In an unnamed totalitarian state, Haňťa spends thirty five years of his life compacting wastepaper using a hydraulic press. Going about his chore over unlimited pitchers of beer from a subterranean bowel beneath a street – books and papers are hurled down a hole in the pavement by the baleful – Haňťa rescues scores of books from being compacted by the press. Preservation foments an autodidactic verve in Haňťa. Great works of masters such as Goethe, Schiller, and Hegel are digested by Haňťa as the compacter morphs into an inveterate reader. “Because when I read, I don’t really read; I pop a beautiful sentence in my mouth and suck it like a fruit drop, or I sip it like a liqueur until the thought dissolves in me like alcohol, infusing brain and heart and coursing on through the veins to the root of each blood vessel.”
Haňťa’s workplace is emblematic of squalor. Home for curious rodents, many of whom get compacted along with the books, the dank and damp basement also accords shelter for flies that keep swirling about in frenzied patterns, attracted to papers thrown in by the butchers. “And all the while I was loading armfuls of wet, red paper and my face was smeared with blood. Then I pushed the green button, and the press started compacting the flies along with the disgusting paper, the flesh flies that couldn’t tear themselves away from what was left of the meat and were mad for its odor and started rutting and mating, and as their passion drove them into wilder and wilder pirouettes, they formed thick orbits of dementia around the drum full of paper, like neutrons and protons swirling around their atoms.”
However from this malodorous detritus of filth, emanates a paradoxically refreshing air of metaphysical ruminations. The book of Ecclesiastes, the Talmud, and Kant’s Theory of the Heavens are all grist for the mill of Haňťa’s reflection . From a forbiddingly rancid environ, emerges a refined soul. A soul torn within by angst and rend asunder by failures. A love affair gone horribly wrong (Haňťa’s former date Manča has this singularly unique tragi-comic misfortune of being adhered to fecal matter in the most peculiar of ways), a wretched boss who treats Haňťa like personal chattel, and an existential crisis of solitude should have all contrived to crush Haňťa’s soul. But the unseen guidance of Sartre and Camus always ensures that Haňťa regains his balance.

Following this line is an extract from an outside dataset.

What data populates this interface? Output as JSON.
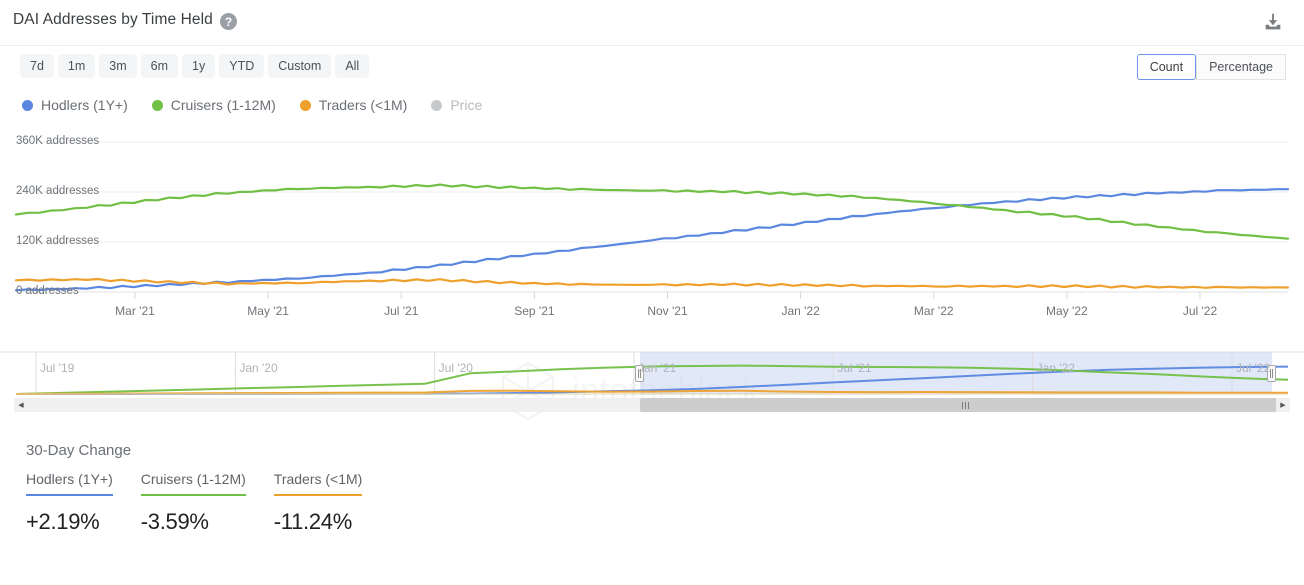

However, when the technology of hydraulic presses becomes obsolete and monstrous machines capable of compacting innumerable bales of books and papers manifest themselves, it’s not just the books that get crushed. The disdainful manner in which workers clad in homogenous overalls tare the covers and discard the pages on a conveyor belt which in turn transports them to cavernous barrels into which they are dumped before being crushed, destroys Haňťa’s very soul. When his miserable excuse of an employer appoints two new and efficient assistants, effectively rendering Haňťa redundant, the straw finally breaks the camel’s back.
Haňťa may as well be Bohumil Hrabal himself in disguise. When this marvelous book was completed in 1976, he was prevented from getting the same published in a then politically charged then Czechoslovakia. But in a paean to his protagonist’s resilience, Hrabal got his work self-published.
American author Peter Orner on his experience of reading “Too Loud A Solitude” remarked: “The first time I finished Too Loud a Solitude, I was up in Letná Park, and I remember leaping off the bench and running around in circles, holding the book above my head and shouting because I believed I’d experienced some religious illumination. A brief, ninety-eight-page, lightning strike of a novel…” While I might not have resorted to following Orner’s emotional manifestation of illumination, I was certainly humbled by the realisation of my own infinitesimal existence.